The political turmoil in the Arab world may not only lead to much higher oil prices, but greater competition for resources and a shift in priorities for oil-producing nations. So says the author of Rising Powers, Shrinking Planet.
What’s happening in North Africa and the Middle East, says Michael Klare, is the collapse of what he calls the “Old Oil Order.”
“The old oil order, as I see it, is a network, a constellation of governments in the region, largely authoritarian, that were devoted to producing oil and making it available for sale to international markets. And these governments were supported to a great deal by the United States and the West, not all of them, but most of them, because these governments favored the international market – the trade in oil,” he says.
Klare is a professor of peace and world security studies at Hampshire College in Amherst, Massachusetts. He says some cracks were seen in the old oil order over the years in such countries as Iran and Iraq.
The new oil order that’s emerging, he says, will cater less to Western desires.
“I think it’ll look a lot like Venezuela, in some cases, where (President) Hugo Chavez rules the state oil company, PDVSA, and uses the money for social purposes and political purposes in his country and to promote what he sees as the welfare of his people. And he’s not very interested in improving the capacity, the efficiency of the company. So, Venezuela’s oil production has fallen since he’s been in power,” he says.
He says any new governments that emerge in the Arab world, whatever their political orientation, will face “tremendous social and economic challenges.” Those challenges will arise from growing populations and high unemployment.
“Their priority is going to be to use their money from oil production to improve employment, not to feed the thirst for oil in the rest of the world,” he says.

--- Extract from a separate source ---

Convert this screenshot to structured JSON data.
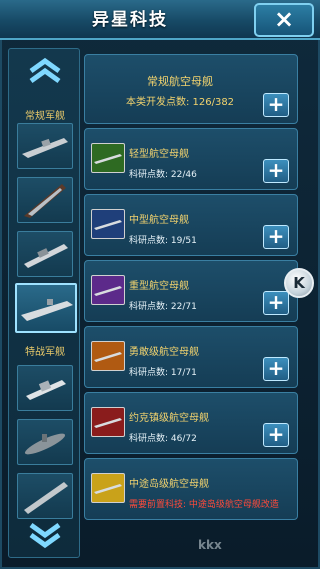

Pumped up price at the pump
Klare says, “With the demise of the old oil order, we will see the end of cheap petroleum forever.” That means much higher fuel prices. How high? That depends on Saudi Arabia.
“Saudi Arabia,” he says, “is the linchpin of the global oil order because it has the world’s largest reserves. It is the largest supplier of oil to international markets and it has the largest spare capacity – the ability to ramp up production in times of crisis like you have today. So, as long as Saudi Arabia remains stable and keeps producing, I think oil won’t go beyond the record it set in 2008 of about $140-$150 a barrel.”
But, he says, if Saudi Arabia goes the way of Egypt, Tunisia and Libya, then there are no limits to how high the price of oil could go.
“$200 a barrel wouldn’t surprise me,” says Klare.
That could mean gasoline costing at least $5 a gallon here in the United States. He says tapping the U.S. Strategic Oil Reserve to hold down gasoline prices would only have a temporary effect. One thing, he says, that could cause oil prices to drop suddenly is another global economic crisis like the one in 2008.
What's food got to do with it?
The professor of peace and world security studies says it’s important to remember that oil and food prices are intertwined. And that prior to the economic crisis, a food crisis gripped the world.
“While the price of oil is rising, we have also seen a huge surge in the price of food, partly because oil is so expensive. When oil rises, the price of food rises. And it’s been the high price of food that triggered many of the uprisings, first in Algeria, then in Tunisia and Jordan and in some of the other cases. And the price of food continues to rise, too. And I expect that we’ll see more uprisings about food. And I fear that there’ll be more of this in the future because of global climate change,” he says.
Climate change has been blamed for many droughts and floods, both of which destroy agricultural land.
Klare says the 21st Century brings greater competition for food, fuel and water among the western powers, as well as India, Russia and China. Sub-Saharan African oil producing nations, such as Angola and Nigeria, he says, will be pressured to solve domestic problems, while trying to meeting growing demand for oil.
Klare says the world must develop some type of new energy system soon, not only to meet greater demand, but to deal with climate change, as well.